"Our union has long fought against discrimination based on gender identity and expression, and we continue to push for respect and safe work environments for all our members," 

Johnson remarked, pointing out the importance of respect, inclusivity, and safe working environments.

Brazil’s Rafael Mesquita, President of the Ceará Journalists' Union (Sindjorce) and director of the National Federation of Journalists (FENAJ), affiliated to the International Federation of Journalists (IFJ), discussed the role of journalism and the media in advancing LGBTI rights. 

"In Brazil, despite legislative stagnation, we have made strides in integrating LGBTI protections into collective agreements."

Marvellous Tawomhera National Young Workers Chairperson for the IUF affiliate, the Zimbabwe Catering and Hotel Workers Union (CHWU), highlighted the contrast between legal progress and societal resistance in Africa. 

"While some countries like South Africa have embraced equality, others continue to impose severe penalties on the LGBTI community."

Guillermo Ricalde from ILGA World, discussed the significant role trade unions play in advocating for LGBTI rights, noting their historical and ongoing contributions to enhancing visibility and protection for LGBTI workers.

"Our collaboration with trade unions has been instrumental in advancing LGBTI rights, despite facing substantial barriers from legal restrictions and employer practices that hinder union activities," 

Ricaldo highlighted. He stressed the importance of legal recognition and registration for LGBTI organisations to operate effectively and represent their members.

Sue Longley, IUF general secretary and the moderator of the event, emphasised the collective challenge and responsibility to combat discrimination not just within the labour movement but across societies. 

"Today’s discussions reinforce our commitment to defending freedom of association for all communities."

The webinar highlighted the interconnectedness of various forms of rights, as well as painting a picture of a concerted global effort to uphold and advance the rights of the LGBTI community amidst rising authoritarian and conservative tides.

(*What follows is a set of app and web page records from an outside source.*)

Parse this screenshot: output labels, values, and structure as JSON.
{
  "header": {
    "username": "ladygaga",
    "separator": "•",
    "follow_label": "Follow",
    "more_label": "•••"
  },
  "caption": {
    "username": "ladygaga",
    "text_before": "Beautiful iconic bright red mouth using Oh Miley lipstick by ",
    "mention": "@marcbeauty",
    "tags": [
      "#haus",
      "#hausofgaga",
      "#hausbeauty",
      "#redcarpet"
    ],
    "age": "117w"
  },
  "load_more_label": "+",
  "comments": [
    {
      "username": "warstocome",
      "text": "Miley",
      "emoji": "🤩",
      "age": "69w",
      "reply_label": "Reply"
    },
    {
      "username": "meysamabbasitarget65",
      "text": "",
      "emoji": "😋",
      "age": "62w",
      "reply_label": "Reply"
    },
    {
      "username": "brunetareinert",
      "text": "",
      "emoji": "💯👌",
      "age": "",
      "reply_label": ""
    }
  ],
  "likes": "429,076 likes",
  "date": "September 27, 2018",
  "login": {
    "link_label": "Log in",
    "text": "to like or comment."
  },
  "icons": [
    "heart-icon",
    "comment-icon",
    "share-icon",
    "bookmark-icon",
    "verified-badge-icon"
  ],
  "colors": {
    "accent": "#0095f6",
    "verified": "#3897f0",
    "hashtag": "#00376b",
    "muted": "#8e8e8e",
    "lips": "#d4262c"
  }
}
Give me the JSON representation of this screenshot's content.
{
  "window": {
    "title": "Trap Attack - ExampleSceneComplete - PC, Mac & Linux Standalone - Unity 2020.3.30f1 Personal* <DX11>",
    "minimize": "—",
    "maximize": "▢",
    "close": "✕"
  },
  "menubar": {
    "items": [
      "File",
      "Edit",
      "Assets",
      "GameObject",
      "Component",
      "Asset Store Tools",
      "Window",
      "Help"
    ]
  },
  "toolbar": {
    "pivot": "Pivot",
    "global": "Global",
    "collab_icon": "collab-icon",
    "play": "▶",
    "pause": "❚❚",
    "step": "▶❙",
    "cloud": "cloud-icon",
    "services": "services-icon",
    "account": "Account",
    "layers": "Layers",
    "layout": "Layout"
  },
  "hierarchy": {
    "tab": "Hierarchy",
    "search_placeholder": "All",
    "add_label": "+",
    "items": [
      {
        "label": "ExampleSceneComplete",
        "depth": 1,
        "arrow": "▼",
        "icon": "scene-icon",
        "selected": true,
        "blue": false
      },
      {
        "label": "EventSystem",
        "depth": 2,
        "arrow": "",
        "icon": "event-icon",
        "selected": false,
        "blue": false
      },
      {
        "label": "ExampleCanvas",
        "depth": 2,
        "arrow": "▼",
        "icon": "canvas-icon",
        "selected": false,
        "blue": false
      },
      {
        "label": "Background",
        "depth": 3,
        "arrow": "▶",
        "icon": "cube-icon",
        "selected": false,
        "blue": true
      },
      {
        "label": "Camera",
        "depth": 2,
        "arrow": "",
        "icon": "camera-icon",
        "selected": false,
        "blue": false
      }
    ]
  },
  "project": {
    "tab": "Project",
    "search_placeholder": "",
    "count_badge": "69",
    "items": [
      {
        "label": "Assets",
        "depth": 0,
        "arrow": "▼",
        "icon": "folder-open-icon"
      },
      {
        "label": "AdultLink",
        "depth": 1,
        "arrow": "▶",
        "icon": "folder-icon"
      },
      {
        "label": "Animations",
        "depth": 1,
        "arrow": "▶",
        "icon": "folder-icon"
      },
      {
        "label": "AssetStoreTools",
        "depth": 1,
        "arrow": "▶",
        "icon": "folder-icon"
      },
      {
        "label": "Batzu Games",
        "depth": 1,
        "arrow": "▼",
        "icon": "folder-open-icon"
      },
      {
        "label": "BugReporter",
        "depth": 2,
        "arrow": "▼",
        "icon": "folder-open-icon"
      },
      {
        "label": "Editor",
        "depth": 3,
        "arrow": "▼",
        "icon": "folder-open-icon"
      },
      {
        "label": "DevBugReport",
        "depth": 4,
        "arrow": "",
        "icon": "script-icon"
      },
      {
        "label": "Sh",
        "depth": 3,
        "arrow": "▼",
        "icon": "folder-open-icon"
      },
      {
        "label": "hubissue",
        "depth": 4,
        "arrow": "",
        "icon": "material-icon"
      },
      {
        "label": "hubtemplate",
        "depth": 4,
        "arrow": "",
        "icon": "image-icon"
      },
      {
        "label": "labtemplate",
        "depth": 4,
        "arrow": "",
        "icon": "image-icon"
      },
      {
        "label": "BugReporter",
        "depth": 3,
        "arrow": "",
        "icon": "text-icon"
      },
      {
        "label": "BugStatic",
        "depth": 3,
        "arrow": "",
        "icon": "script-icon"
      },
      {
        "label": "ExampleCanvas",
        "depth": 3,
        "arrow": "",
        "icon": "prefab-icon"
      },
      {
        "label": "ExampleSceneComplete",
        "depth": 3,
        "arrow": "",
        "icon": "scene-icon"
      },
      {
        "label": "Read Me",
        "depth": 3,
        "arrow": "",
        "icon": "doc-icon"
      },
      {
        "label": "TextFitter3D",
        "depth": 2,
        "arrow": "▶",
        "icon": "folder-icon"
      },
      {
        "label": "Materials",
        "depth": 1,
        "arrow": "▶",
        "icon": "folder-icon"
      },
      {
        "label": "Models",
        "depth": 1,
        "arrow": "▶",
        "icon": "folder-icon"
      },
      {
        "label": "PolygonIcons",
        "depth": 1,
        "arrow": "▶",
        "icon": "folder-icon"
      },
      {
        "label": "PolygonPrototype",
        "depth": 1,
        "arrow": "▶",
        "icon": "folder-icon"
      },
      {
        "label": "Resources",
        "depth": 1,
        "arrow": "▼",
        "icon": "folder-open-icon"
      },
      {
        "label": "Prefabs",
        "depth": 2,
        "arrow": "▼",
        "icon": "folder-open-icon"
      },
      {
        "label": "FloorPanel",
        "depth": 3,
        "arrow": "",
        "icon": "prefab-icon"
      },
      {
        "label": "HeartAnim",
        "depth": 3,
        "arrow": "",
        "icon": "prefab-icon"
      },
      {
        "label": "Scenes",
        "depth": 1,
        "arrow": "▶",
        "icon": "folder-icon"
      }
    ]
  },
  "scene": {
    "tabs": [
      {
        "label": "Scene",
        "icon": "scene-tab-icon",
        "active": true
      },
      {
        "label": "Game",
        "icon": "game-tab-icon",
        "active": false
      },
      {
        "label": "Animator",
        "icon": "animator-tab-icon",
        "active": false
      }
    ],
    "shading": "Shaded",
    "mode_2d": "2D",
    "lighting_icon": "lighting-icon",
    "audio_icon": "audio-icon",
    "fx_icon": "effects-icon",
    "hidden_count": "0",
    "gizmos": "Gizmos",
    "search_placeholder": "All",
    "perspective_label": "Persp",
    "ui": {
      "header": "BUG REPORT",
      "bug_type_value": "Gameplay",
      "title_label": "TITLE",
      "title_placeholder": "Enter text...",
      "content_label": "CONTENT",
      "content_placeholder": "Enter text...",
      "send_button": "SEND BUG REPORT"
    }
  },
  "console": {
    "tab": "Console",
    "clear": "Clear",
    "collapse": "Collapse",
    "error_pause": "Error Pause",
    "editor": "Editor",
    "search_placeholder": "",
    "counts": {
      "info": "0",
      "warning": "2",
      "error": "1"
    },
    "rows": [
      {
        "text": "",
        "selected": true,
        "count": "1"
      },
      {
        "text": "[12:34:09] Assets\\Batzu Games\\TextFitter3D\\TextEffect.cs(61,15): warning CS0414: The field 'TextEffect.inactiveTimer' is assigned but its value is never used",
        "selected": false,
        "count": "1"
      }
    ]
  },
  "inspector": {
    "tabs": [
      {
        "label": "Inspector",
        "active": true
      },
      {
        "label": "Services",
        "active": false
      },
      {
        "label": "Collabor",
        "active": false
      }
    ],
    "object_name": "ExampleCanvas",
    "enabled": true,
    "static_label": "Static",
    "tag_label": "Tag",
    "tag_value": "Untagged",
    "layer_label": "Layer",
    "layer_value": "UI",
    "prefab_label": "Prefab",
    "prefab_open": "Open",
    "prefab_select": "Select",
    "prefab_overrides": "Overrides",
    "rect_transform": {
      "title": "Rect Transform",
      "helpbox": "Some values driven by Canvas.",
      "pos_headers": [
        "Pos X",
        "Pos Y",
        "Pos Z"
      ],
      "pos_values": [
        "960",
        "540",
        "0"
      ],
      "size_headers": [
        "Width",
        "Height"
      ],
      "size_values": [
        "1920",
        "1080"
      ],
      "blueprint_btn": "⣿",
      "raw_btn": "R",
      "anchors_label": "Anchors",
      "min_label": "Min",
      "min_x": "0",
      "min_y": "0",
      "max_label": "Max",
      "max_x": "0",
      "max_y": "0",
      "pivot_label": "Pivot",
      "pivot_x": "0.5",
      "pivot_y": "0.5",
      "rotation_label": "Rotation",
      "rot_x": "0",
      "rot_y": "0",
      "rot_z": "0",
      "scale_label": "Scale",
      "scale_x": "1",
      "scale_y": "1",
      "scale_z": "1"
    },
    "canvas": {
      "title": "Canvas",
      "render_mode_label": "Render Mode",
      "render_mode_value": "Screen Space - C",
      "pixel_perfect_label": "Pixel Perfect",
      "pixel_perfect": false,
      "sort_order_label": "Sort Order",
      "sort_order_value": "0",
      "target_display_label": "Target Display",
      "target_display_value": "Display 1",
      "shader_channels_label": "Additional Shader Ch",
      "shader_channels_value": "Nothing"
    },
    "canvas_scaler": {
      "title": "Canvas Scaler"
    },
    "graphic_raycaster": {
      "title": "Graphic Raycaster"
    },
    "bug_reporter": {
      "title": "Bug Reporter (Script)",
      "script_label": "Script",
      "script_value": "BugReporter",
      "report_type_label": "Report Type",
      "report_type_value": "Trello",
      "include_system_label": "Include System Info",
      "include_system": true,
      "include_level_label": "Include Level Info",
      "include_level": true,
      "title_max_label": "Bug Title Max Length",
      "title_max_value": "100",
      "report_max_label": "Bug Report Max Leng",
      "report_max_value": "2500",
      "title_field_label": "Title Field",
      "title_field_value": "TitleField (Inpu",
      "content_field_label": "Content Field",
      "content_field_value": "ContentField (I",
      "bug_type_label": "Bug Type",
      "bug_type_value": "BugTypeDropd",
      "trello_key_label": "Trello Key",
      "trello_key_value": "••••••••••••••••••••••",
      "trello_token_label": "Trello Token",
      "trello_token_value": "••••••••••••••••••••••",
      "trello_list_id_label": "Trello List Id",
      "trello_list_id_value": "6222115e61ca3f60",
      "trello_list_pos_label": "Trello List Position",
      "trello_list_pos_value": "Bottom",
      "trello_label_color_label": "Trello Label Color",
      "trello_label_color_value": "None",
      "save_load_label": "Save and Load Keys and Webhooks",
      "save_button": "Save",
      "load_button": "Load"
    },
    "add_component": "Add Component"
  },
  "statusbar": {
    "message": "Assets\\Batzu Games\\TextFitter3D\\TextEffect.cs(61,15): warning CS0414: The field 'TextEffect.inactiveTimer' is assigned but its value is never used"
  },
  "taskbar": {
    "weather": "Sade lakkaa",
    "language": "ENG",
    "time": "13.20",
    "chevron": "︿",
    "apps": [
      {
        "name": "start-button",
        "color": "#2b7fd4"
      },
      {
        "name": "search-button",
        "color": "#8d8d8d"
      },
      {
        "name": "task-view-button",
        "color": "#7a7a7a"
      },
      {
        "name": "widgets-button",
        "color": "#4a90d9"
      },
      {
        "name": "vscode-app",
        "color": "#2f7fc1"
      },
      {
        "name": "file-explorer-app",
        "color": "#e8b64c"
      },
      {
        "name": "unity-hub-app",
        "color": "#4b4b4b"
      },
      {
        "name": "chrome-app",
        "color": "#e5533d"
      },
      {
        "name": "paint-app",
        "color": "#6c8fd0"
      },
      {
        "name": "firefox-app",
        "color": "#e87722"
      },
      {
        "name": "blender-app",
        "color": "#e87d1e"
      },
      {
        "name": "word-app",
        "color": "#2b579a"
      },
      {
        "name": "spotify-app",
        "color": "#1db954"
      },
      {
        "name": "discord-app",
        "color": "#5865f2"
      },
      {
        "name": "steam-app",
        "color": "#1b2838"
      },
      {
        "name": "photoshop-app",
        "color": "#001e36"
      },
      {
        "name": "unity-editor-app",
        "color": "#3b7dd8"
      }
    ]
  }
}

The discussions made it clear that the fight for LGBTI rights is linked to broader human rights agendas, including the fight against authoritarianism, the protection of freedom of association and expression, and the battle for gender equality.